Luckily we found a clear spot amongst the trees and pitched the tent. I remember feeling awful that evening. I couldn’t eat anything. I couldn’t even force down the Ramen noodles. I didn’t know it at the time, but I was suffering from AMS (acute mountain sickness). For some reason I was the only one affected. Little Jacob, Eric, and our Dad were fine. We just assumed that I was sick and would get over it in the morning.
I think I bounced back a little in the morning, probably because I had acclimated a little overnight. We kept climbing and soon emerged onto the biggest snowfield I had ever seen. I couldn’t believe it. Here it was, June, and we were standing on top of a fifteen foot deep pile of snow the area of a couple of football fields. At that time I didn’t know that was possible. It certainly didn’t happen in Berea, KY. Our hiking horizons were beginning to expand.
After following some footprints in the snow we soon made it to the top of Wheeler Peak, the summit of
the Land of Enchantment. I don’t remember much of the view but from the pictures it looks like it was spectacular. I was feeling awful from altitude sickness, but at the time I just thought it was something I had eaten. Nowadays we know better than to hike when you’ve got that pounding headache and feel like you’re going to throw up.
We tried to open the summit register, which was a steel pipe cemented to the ground with a cap at one end. But the cap was on too tight. So this is the only written record that we actually made it to the summit.

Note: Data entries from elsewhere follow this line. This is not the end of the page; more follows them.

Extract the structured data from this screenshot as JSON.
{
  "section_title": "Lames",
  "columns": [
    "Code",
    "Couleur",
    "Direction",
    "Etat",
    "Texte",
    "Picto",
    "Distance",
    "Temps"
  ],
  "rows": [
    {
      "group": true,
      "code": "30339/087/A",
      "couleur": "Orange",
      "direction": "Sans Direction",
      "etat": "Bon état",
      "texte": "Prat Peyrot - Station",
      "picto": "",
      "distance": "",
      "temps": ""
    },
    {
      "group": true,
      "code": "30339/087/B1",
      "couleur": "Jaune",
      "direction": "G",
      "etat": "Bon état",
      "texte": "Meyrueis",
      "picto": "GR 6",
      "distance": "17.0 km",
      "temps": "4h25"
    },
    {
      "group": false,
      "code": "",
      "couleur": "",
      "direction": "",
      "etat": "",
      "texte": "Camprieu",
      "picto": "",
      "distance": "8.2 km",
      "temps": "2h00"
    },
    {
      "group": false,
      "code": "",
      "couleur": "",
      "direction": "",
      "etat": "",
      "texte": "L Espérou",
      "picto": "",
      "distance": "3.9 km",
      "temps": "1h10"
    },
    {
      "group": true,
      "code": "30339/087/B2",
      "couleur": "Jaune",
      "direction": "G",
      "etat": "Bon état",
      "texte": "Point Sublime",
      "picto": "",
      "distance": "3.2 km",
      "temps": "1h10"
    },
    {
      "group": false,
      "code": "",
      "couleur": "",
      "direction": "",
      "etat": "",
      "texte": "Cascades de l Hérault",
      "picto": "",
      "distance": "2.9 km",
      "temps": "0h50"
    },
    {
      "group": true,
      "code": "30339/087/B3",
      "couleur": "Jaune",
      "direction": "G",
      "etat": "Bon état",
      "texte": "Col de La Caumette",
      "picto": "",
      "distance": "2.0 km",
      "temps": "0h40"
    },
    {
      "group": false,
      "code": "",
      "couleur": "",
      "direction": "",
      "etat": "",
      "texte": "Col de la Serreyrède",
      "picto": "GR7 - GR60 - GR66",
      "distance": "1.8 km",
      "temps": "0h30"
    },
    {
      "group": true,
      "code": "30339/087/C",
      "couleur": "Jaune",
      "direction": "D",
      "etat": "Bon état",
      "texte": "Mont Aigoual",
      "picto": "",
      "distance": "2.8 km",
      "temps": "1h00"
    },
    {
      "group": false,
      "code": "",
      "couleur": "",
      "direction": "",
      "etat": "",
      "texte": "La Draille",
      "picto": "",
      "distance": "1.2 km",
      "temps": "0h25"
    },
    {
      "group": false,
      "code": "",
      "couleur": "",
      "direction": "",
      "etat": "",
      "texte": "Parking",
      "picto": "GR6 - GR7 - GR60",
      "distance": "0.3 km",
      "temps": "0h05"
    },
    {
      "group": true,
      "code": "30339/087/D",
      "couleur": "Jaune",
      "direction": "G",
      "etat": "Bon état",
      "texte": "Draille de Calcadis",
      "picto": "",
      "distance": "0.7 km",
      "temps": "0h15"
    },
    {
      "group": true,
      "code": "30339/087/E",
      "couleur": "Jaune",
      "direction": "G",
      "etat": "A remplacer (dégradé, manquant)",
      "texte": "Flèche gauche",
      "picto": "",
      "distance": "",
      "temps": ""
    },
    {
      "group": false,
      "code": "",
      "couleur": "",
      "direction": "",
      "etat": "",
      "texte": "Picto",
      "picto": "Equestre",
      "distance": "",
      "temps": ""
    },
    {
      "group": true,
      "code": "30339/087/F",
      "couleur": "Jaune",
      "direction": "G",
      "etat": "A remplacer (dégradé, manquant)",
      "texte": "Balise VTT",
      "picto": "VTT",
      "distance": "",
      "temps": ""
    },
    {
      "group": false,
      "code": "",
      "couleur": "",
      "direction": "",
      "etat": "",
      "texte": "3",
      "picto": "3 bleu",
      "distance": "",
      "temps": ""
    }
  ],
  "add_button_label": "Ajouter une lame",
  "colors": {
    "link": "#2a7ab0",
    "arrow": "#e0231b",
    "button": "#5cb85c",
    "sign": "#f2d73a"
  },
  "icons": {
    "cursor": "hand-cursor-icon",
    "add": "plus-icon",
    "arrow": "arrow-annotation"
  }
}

Wheeler peak was our second high point. The following week we learned the art of backpacking at Philmont during a five day trek. I really believe that these two experiences ignited the flame of our mountaineering careers.